What is expected:
So that nothing is lost, restate each entry exactly as supplied.
----
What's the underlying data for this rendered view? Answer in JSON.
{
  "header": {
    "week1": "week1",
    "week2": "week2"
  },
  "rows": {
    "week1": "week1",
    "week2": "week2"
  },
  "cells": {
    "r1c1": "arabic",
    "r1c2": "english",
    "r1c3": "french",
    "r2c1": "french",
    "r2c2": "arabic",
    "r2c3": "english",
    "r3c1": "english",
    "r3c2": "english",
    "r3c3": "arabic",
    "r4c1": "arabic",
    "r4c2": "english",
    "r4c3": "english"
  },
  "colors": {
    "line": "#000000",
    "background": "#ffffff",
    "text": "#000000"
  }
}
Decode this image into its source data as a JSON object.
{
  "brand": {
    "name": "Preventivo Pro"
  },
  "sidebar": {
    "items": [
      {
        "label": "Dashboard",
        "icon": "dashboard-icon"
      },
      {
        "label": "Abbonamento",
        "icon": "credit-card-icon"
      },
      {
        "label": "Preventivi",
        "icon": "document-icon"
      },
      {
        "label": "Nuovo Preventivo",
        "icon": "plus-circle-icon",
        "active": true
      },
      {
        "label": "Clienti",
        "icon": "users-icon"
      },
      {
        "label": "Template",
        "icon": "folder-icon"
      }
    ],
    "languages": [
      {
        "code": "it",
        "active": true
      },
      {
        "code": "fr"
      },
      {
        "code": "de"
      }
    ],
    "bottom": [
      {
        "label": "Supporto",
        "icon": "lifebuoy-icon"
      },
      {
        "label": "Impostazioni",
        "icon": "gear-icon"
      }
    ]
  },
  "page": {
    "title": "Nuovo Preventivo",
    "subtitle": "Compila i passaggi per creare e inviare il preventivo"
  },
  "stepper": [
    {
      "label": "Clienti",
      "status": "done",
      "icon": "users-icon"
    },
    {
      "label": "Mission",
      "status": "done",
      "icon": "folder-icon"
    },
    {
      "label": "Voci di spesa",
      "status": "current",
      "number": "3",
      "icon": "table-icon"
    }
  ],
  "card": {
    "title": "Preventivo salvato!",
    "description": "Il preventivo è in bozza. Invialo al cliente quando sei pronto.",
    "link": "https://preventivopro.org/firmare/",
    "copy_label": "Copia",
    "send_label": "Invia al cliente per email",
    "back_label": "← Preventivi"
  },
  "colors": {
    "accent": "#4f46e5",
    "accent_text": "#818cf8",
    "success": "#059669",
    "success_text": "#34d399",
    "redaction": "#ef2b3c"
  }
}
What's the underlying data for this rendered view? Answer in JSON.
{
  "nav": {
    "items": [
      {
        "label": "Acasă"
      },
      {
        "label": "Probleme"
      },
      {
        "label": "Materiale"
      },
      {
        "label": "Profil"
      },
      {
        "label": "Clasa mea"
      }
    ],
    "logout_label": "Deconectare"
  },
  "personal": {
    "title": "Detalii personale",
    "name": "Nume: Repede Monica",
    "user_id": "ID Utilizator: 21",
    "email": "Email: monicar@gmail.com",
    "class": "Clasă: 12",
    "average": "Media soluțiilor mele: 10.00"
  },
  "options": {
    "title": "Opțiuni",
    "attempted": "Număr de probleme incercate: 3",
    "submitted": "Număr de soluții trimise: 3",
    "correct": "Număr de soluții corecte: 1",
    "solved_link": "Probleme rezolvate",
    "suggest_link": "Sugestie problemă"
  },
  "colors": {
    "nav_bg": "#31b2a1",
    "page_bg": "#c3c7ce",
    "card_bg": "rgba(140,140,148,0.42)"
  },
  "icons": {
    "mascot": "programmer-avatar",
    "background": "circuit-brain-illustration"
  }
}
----
Task output:
What's the underlying data for this rendered view? Answer in JSON.
{
  "header": {
    "week1": "week1",
    "week2": "week2"
  },
  "rows": {
    "week1": "week1",
    "week2": "week2"
  },
  "cells": {
    "r1c1": "arabic",
    "r1c2": "english",
    "r1c3": "french",
    "r2c1": "french",
    "r2c2": "arabic",
    "r2c3": "english",
    "r3c1": "english",
    "r3c2": "english",
    "r3c3": "arabic",
    "r4c1": "arabic",
    "r4c2": "english",
    "r4c3": "english"
  },
  "colors": {
    "line": "#000000",
    "background": "#ffffff",
    "text": "#000000"
  }
}
Decode this image into its source data as a JSON object.
{
  "brand": {
    "name": "Preventivo Pro"
  },
  "sidebar": {
    "items": [
      {
        "label": "Dashboard",
        "icon": "dashboard-icon"
      },
      {
        "label": "Abbonamento",
        "icon": "credit-card-icon"
      },
      {
        "label": "Preventivi",
        "icon": "document-icon"
      },
      {
        "label": "Nuovo Preventivo",
        "icon": "plus-circle-icon",
        "active": true
      },
      {
        "label": "Clienti",
        "icon": "users-icon"
      },
      {
        "label": "Template",
        "icon": "folder-icon"
      }
    ],
    "languages": [
      {
        "code": "it",
        "active": true
      },
      {
        "code": "fr"
      },
      {
        "code": "de"
      }
    ],
    "bottom": [
      {
        "label": "Supporto",
        "icon": "lifebuoy-icon"
      },
      {
        "label": "Impostazioni",
        "icon": "gear-icon"
      }
    ]
  },
  "page": {
    "title": "Nuovo Preventivo",
    "subtitle": "Compila i passaggi per creare e inviare il preventivo"
  },
  "stepper": [
    {
      "label": "Clienti",
      "status": "done",
      "icon": "users-icon"
    },
    {
      "label": "Mission",
      "status": "done",
      "icon": "folder-icon"
    },
    {
      "label": "Voci di spesa",
      "status": "current",
      "number": "3",
      "icon": "table-icon"
    }
  ],
  "card": {
    "title": "Preventivo salvato!",
    "description": "Il preventivo è in bozza. Invialo al cliente quando sei pronto.",
    "link": "https://preventivopro.org/firmare/",
    "copy_label": "Copia",
    "send_label": "Invia al cliente per email",
    "back_label": "← Preventivi"
  },
  "colors": {
    "accent": "#4f46e5",
    "accent_text": "#818cf8",
    "success": "#059669",
    "success_text": "#34d399",
    "redaction": "#ef2b3c"
  }
}
What's the underlying data for this rendered view? Answer in JSON.
{
  "nav": {
    "items": [
      {
        "label": "Acasă"
      },
      {
        "label": "Probleme"
      },
      {
        "label": "Materiale"
      },
      {
        "label": "Profil"
      },
      {
        "label": "Clasa mea"
      }
    ],
    "logout_label": "Deconectare"
  },
  "personal": {
    "title": "Detalii personale",
    "name": "Nume: Repede Monica",
    "user_id": "ID Utilizator: 21",
    "email": "Email: monicar@gmail.com",
    "class": "Clasă: 12",
    "average": "Media soluțiilor mele: 10.00"
  },
  "options": {
    "title": "Opțiuni",
    "attempted": "Număr de probleme incercate: 3",
    "submitted": "Număr de soluții trimise: 3",
    "correct": "Număr de soluții corecte: 1",
    "solved_link": "Probleme rezolvate",
    "suggest_link": "Sugestie problemă"
  },
  "colors": {
    "nav_bg": "#31b2a1",
    "page_bg": "#c3c7ce",
    "card_bg": "rgba(140,140,148,0.42)"
  },
  "icons": {
    "mascot": "programmer-avatar",
    "background": "circuit-brain-illustration"
  }
}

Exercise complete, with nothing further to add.